One of the age-old debates in the software world is whether software architects need to write code.  We suspect that as an industry we’ll never reach consensus on this topic. Here are our thoughts on the subject. Short Answer: Hell Read more…


We are often asked what makes a Disciplined Agile (DA) coach effective.  The features to look for in a DA coach include: People skills.  First and foremost, effective DA coaches need solid people skills.  They need to be prepared to work with Read more…


Recently on the Disciplined Agile Delivery LinkedIn discussion group we talked about how people in an existing traditional role fit into a disciplined agile team.  The challenge is that in organizations new to agile will have people who take on traditional roles such Read more…


The Team Lead Role in an organization that is performing Software Development using DAD is the most influential role and the role can be both challenging and fun.  You do not need to be a technical expert to be a Read more…

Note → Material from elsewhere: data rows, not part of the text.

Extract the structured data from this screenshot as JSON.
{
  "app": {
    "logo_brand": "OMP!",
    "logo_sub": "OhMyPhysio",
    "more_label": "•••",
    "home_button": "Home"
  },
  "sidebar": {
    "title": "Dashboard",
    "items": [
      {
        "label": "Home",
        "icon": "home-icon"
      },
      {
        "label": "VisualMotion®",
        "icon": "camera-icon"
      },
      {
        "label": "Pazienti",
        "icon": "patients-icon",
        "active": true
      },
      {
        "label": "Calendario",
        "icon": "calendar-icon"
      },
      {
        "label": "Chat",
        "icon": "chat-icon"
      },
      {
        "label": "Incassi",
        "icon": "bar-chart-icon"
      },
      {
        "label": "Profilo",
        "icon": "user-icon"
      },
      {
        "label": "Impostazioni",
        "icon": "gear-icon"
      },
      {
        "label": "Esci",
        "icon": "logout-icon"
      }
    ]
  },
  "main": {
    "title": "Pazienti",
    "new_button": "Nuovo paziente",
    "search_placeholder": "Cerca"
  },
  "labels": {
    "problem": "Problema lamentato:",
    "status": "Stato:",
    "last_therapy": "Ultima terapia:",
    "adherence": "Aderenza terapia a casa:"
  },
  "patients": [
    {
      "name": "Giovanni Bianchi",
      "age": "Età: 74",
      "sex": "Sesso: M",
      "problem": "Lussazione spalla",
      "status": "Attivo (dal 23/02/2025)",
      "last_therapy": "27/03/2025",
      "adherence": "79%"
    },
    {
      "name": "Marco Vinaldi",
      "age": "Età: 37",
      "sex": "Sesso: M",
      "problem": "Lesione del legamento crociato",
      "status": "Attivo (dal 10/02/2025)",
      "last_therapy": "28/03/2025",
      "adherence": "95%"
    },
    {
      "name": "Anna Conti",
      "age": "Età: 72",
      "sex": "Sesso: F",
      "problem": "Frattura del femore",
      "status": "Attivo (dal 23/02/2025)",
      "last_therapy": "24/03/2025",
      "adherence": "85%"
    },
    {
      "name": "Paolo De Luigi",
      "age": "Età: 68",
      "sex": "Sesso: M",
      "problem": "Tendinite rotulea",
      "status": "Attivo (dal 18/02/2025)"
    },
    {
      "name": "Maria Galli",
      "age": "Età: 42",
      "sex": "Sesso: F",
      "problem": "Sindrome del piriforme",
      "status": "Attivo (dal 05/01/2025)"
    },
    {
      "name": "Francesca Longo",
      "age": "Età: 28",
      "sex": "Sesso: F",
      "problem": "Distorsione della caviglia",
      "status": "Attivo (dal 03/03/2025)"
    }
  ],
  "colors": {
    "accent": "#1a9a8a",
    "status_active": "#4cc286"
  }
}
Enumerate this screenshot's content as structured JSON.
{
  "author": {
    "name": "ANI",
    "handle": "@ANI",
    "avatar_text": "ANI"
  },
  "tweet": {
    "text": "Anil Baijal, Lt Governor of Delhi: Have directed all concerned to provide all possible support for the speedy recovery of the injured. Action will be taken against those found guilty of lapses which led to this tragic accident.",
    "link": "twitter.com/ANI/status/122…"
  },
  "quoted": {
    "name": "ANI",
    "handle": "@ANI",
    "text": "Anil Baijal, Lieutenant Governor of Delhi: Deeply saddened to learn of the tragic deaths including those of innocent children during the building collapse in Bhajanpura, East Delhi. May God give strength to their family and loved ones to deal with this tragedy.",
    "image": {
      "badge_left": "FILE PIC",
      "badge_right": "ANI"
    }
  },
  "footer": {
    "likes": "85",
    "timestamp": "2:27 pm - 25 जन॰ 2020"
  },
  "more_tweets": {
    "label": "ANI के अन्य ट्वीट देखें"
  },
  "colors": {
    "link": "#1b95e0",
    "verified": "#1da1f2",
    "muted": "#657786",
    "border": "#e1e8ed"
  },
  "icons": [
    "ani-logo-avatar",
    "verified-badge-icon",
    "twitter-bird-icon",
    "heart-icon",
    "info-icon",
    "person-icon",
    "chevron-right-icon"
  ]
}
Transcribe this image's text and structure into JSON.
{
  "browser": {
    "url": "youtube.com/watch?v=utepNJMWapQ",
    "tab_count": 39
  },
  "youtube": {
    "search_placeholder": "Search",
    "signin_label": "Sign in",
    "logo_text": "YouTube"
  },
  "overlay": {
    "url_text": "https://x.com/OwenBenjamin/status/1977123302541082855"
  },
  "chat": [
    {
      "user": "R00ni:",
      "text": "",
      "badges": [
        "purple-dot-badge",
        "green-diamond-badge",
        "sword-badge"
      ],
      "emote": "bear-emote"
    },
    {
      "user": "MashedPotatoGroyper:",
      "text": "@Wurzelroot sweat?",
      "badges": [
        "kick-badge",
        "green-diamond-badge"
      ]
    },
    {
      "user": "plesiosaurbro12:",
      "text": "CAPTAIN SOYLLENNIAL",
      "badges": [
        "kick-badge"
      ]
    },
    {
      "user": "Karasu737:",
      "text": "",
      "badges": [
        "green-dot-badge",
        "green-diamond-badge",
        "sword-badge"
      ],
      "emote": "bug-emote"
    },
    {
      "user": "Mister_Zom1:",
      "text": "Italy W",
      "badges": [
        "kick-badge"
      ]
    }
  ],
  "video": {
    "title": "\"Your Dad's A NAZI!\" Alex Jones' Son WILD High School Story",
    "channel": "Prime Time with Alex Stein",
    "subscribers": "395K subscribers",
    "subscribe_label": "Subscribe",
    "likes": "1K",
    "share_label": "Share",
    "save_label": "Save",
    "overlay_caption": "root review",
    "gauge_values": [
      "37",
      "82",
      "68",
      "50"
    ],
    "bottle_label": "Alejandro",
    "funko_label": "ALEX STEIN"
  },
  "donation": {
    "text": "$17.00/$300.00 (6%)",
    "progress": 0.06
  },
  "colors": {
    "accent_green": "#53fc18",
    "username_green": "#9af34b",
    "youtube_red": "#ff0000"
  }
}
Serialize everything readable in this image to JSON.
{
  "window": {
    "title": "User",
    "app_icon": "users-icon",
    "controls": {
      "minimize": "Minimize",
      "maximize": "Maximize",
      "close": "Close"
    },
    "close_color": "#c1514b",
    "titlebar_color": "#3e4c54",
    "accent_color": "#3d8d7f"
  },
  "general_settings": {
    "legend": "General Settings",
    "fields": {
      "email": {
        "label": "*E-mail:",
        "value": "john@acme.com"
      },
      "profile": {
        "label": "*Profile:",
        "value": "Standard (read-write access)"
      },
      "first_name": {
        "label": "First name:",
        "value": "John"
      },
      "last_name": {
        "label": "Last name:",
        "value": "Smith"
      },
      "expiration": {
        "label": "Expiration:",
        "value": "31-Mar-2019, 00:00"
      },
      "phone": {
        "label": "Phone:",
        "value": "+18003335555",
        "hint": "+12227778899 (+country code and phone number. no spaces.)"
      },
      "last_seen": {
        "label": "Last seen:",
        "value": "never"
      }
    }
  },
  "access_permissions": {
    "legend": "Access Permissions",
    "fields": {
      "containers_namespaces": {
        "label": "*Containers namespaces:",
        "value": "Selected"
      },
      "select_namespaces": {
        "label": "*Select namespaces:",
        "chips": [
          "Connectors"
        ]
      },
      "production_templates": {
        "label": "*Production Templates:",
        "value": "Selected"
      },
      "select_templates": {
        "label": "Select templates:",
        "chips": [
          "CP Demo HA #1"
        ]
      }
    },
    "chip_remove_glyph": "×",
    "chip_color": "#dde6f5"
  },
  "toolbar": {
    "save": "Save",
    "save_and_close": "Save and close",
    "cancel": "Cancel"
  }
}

The Disciplined Agile (DA) toolkit suggests a robust set of roles for agile solution delivery.  These roles are overviewed in the following figure: For a detailed description of these roles, please visit the page Roles on DAD Teams.


As you can see from the above diagram, the DAD primary roles are similar to those of Scrum.  In Scrum, the product owner decides what will be built and in what order.  In DAD we recognize that architecture is a Read more…


Why does DAD not have an explicit role for an Analyst?  This is a hot topic for those in this profession, and a subject that I have been asked to talk on, notably for the IIBA.  Without question classically trained Read more…


Mainstream agile methods would suggest that we should have one product owner, being the “one” voice of the customer for matters related to release/iteration scope, priorities, and requirements clarification. The reality that I see on most enterprise agile projects is Read more…

Categories

Archives